App and web page records:
• • • • • • •

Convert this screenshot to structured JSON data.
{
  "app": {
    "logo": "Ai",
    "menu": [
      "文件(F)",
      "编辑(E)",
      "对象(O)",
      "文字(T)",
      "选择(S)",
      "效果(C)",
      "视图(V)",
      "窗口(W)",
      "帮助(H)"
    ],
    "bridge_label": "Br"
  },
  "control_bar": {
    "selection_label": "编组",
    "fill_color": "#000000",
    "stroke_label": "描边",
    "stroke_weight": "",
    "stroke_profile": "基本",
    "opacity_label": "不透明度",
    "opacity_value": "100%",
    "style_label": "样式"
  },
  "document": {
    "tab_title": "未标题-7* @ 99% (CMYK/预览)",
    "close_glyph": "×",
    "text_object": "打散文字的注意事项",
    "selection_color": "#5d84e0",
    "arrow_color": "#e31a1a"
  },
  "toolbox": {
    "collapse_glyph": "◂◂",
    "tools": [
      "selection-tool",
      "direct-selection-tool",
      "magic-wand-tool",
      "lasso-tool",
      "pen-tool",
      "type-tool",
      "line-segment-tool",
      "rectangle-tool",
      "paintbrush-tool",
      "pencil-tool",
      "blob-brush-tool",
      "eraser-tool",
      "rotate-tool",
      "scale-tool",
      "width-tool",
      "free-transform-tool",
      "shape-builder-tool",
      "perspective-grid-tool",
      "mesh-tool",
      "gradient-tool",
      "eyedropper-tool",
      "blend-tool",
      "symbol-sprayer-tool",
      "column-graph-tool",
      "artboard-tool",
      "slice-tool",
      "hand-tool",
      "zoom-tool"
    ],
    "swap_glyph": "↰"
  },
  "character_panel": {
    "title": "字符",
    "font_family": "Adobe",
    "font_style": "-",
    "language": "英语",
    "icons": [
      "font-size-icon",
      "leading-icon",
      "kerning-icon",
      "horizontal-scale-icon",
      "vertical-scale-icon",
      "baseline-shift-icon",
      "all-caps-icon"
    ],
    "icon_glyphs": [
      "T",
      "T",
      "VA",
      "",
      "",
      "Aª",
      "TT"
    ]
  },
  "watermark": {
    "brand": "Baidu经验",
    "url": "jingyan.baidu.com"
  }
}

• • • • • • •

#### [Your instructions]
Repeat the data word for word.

#### [Output for this task]
Convert this screenshot to structured JSON data.
{
  "app": {
    "logo": "Ai",
    "menu": [
      "文件(F)",
      "编辑(E)",
      "对象(O)",
      "文字(T)",
      "选择(S)",
      "效果(C)",
      "视图(V)",
      "窗口(W)",
      "帮助(H)"
    ],
    "bridge_label": "Br"
  },
  "control_bar": {
    "selection_label": "编组",
    "fill_color": "#000000",
    "stroke_label": "描边",
    "stroke_weight": "",
    "stroke_profile": "基本",
    "opacity_label": "不透明度",
    "opacity_value": "100%",
    "style_label": "样式"
  },
  "document": {
    "tab_title": "未标题-7* @ 99% (CMYK/预览)",
    "close_glyph": "×",
    "text_object": "打散文字的注意事项",
    "selection_color": "#5d84e0",
    "arrow_color": "#e31a1a"
  },
  "toolbox": {
    "collapse_glyph": "◂◂",
    "tools": [
      "selection-tool",
      "direct-selection-tool",
      "magic-wand-tool",
      "lasso-tool",
      "pen-tool",
      "type-tool",
      "line-segment-tool",
      "rectangle-tool",
      "paintbrush-tool",
      "pencil-tool",
      "blob-brush-tool",
      "eraser-tool",
      "rotate-tool",
      "scale-tool",
      "width-tool",
      "free-transform-tool",
      "shape-builder-tool",
      "perspective-grid-tool",
      "mesh-tool",
      "gradient-tool",
      "eyedropper-tool",
      "blend-tool",
      "symbol-sprayer-tool",
      "column-graph-tool",
      "artboard-tool",
      "slice-tool",
      "hand-tool",
      "zoom-tool"
    ],
    "swap_glyph": "↰"
  },
  "character_panel": {
    "title": "字符",
    "font_family": "Adobe",
    "font_style": "-",
    "language": "英语",
    "icons": [
      "font-size-icon",
      "leading-icon",
      "kerning-icon",
      "horizontal-scale-icon",
      "vertical-scale-icon",
      "baseline-shift-icon",
      "all-caps-icon"
    ],
    "icon_glyphs": [
      "T",
      "T",
      "VA",
      "",
      "",
      "Aª",
      "TT"
    ]
  },
  "watermark": {
    "brand": "Baidu经验",
    "url": "jingyan.baidu.com"
  }
}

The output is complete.